Upload your photos, chat, win prizes and much more
Can't Access your Account?
New to ePHOTOzine? Join ePHOTOzine for free!
Upload photos, chat with photographers, win prizes and much more for free!
Is there a filter or something that can be used so that whites don't get blown out? Now that I am taking shots outdoors so much, this is becoming a real problem. I am using the light meter on my camera, but still having problems.
Join ePHOTOzine for free and remove these adverts.
Expose for your whites on your histogram and use fill-flash to lift the shadows??
That's what I'd do, but I'm sure there'll be some far more expert advice to follow ;o)
You could always look at the sunny f16 rule on the internet...may help a bit too.
ND (neutral density) filters. Basically filters that block some of the light in a method that does not otherwise significantly alter the color of the image.
They come in varying strengths to block more or less light.
NDGrads or split NDs are good for landscapes where the upper (or lower) portion may need a different level of darkening.
I don't profess to be pro here but...
Expose properly, if using a Canon for instance, take a shot look, for the blinkies on preview then if need be wind down the exposure 1 or 2 stops (or thirds there of) Push shutter button half way, then wind big dial left to decrease exposure, right to increase - Sorry no experience how to do this on Nikon and the likes.
Bear in mind also that a SLR will only realistically take in about 6 or so stops of light at a time so massive contrast differences etc. require careful planning or multiple exposures.
You can indeed get filters tho, grads whether they be soft or hard, check out Lee filters for more info.
Hope this makes sense, im too drunk to read it back to myself now, not sure I understand any of it myself but I tried.
What type of shots and situations give you blown highlights (whites)? Depending on the circumstance a different approach can be used. In very general terms:
- Use spot metering, or centre weighted
- Use -1/3 or -2/3 exposure compenstaion as a default
- Shoot RAW (if poss)
- Use ND filters
Another old fashioned way might help, Point camera at the whiter areas of your composition, Half press shutter to lock exposure, Recompose your shot still holding the shutter button halfway, Then take the shot.

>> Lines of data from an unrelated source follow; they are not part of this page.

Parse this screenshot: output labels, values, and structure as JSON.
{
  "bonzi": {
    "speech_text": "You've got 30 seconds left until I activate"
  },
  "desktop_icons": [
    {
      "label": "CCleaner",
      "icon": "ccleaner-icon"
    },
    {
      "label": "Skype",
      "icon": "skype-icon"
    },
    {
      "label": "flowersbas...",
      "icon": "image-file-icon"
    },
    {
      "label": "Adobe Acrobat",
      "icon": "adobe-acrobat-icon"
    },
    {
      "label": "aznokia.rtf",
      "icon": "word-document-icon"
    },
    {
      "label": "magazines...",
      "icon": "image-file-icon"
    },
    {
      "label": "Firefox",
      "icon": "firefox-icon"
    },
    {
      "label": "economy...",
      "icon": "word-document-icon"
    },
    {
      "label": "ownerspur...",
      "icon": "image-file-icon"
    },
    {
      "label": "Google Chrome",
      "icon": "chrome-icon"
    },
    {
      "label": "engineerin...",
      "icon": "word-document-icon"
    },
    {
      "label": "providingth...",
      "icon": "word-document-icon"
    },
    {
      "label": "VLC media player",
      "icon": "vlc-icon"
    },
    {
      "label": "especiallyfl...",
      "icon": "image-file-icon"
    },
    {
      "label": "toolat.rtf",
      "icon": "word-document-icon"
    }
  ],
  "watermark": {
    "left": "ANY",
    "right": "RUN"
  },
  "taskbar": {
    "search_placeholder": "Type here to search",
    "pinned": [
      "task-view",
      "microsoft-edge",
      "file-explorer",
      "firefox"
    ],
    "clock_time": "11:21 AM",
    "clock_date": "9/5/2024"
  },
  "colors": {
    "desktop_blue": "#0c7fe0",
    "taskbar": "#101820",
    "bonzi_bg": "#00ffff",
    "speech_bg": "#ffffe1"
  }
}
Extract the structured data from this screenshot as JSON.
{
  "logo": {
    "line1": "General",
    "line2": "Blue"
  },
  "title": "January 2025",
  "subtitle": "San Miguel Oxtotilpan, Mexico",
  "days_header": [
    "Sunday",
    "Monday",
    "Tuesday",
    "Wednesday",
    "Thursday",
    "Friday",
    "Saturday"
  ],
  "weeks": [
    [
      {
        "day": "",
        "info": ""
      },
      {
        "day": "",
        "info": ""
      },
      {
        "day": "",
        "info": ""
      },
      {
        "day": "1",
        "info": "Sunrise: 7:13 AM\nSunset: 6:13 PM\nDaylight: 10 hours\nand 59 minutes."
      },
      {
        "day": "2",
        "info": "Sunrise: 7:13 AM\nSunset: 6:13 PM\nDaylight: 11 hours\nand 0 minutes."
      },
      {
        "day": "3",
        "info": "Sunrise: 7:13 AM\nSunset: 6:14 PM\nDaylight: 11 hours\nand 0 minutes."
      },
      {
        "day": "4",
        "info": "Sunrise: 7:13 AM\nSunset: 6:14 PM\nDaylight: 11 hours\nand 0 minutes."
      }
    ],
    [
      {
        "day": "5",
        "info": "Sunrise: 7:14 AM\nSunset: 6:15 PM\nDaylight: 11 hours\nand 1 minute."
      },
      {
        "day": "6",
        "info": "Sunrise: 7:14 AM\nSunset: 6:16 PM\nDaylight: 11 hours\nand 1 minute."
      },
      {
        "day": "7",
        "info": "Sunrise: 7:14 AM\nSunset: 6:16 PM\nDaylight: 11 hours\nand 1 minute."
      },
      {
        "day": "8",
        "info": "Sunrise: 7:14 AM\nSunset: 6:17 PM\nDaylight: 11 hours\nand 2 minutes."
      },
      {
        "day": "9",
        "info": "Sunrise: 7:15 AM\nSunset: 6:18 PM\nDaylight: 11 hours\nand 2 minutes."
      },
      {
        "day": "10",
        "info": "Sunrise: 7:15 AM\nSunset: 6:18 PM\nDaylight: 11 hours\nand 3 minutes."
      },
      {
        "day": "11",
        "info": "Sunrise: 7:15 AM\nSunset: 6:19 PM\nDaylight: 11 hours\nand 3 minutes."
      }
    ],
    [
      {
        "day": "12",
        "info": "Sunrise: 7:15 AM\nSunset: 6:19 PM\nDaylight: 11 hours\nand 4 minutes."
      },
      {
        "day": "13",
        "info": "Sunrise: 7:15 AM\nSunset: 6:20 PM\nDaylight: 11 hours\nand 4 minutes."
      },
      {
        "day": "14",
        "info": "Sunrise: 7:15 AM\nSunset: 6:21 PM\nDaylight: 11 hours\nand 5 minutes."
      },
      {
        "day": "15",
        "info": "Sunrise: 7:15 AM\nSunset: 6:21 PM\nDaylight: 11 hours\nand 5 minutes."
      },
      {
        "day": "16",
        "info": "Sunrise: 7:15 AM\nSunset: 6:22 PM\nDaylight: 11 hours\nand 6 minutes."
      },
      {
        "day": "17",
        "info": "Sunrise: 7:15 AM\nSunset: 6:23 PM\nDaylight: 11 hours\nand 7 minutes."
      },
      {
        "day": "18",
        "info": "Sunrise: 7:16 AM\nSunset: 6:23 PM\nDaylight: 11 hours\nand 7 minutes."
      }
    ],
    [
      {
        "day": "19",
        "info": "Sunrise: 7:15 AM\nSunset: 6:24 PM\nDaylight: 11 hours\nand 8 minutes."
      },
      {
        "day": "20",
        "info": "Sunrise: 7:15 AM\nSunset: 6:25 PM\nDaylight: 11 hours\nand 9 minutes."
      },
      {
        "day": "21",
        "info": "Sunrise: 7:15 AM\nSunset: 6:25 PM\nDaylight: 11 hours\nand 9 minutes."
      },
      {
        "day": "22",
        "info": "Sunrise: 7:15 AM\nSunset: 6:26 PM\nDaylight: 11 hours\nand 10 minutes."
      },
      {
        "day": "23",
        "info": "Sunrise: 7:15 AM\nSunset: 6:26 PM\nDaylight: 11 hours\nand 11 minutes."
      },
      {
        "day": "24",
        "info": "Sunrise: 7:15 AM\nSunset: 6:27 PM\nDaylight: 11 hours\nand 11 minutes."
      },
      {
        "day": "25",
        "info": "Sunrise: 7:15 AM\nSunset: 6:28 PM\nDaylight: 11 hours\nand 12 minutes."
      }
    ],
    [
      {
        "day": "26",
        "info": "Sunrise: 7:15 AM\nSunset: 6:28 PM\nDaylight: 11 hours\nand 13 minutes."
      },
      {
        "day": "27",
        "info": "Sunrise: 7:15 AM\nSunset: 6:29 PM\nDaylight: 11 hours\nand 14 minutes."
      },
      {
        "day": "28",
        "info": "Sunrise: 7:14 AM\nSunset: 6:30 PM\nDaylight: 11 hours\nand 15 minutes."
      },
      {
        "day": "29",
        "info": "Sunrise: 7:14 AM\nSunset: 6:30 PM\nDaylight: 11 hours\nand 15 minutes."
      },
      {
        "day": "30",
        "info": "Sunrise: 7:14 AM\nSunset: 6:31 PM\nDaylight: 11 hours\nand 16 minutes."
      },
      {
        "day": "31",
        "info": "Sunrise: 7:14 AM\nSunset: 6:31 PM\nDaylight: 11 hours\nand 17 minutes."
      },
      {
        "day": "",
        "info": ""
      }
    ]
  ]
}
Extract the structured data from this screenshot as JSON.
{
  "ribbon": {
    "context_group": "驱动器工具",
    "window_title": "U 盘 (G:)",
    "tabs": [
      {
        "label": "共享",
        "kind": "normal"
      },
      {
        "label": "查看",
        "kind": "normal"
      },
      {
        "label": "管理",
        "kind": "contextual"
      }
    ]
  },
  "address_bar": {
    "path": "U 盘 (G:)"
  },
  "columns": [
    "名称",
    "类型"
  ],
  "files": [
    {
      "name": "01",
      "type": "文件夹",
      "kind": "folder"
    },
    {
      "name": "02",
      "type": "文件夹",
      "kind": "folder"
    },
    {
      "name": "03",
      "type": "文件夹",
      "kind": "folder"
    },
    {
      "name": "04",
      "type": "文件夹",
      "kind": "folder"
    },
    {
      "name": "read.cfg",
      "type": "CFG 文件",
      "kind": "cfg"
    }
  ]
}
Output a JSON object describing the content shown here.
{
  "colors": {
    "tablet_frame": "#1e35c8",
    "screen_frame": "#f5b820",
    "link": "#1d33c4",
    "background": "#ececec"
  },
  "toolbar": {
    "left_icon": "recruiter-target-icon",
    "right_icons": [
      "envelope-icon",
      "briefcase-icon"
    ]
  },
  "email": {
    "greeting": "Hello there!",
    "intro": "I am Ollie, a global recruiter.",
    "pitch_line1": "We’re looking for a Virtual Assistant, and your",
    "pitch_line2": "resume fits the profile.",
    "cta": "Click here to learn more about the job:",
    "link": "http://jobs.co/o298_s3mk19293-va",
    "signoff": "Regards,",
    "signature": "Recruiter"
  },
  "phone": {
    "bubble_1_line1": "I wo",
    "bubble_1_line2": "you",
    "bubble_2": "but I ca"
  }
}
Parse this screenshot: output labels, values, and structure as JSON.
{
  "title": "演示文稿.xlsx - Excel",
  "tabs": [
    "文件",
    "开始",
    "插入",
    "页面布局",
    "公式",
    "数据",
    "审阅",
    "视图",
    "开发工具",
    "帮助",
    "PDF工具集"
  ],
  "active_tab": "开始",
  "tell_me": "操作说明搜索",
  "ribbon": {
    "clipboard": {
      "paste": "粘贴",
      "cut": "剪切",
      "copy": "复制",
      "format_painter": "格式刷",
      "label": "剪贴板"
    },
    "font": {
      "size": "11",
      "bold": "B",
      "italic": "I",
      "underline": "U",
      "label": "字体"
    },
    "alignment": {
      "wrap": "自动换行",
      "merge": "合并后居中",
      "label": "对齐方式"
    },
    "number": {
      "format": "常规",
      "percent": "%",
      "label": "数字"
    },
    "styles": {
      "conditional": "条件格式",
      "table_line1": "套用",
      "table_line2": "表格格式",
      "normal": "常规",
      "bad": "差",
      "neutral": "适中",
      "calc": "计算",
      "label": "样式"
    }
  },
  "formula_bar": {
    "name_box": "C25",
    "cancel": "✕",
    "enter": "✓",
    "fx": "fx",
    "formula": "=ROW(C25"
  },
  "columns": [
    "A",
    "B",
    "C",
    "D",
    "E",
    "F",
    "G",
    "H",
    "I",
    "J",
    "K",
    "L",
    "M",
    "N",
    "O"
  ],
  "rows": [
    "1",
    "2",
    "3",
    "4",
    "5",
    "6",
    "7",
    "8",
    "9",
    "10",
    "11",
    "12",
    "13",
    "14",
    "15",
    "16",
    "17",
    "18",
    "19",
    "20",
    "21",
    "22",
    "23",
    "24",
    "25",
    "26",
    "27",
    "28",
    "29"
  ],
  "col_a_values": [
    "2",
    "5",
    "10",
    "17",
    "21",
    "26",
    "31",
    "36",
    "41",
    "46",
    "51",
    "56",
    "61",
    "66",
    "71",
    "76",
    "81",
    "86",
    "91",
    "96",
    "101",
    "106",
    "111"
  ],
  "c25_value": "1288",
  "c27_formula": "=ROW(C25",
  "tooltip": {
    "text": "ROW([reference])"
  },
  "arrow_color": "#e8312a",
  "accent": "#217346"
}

If your camera has exposure lock, Same again expose for the whites, Lock the exposure, Recompose and take the shot.
The above can be used with all exposure modes, But dependant on how bright things are you could also use as mentioned by Mike, Spot & Centre weighted, along with exposure lock.
If all else fails try not to shoot in very bright sunlight, ie When it's Overhead or between 12 noon and 3 pm, ALSO where possible move your subjects into a shaded area,,
Check the histrogram when you take a pic to see if there is a pile up at the extreme right of it - a sure sign of burnt out whites. Just apply a little "minus" exposure compensation if you find that your whites are too white.
Quote: your whites are too white.
Now why does that sound like a soap powder advert Sorry could not resist
As it happens I was dreaming of Persil Automatic (as one does) when I typed it!
Thank you everyone, I appreciate your input.
ePHOTOzine, the web's friendliest photography community.
Upload photos, chat with photographers, win prizes and much more.
You must be a member to leave a comment
Get the latest photography news straight from ePHOTOzine in your email every month and win prizes!
1st March 2014 - 31st March 2014
Check out ePHOTOzine's inspirational photo month calendar! Each day click on a window to unveil new photography tips, treats and techniques.
View March's Photo Month Calendar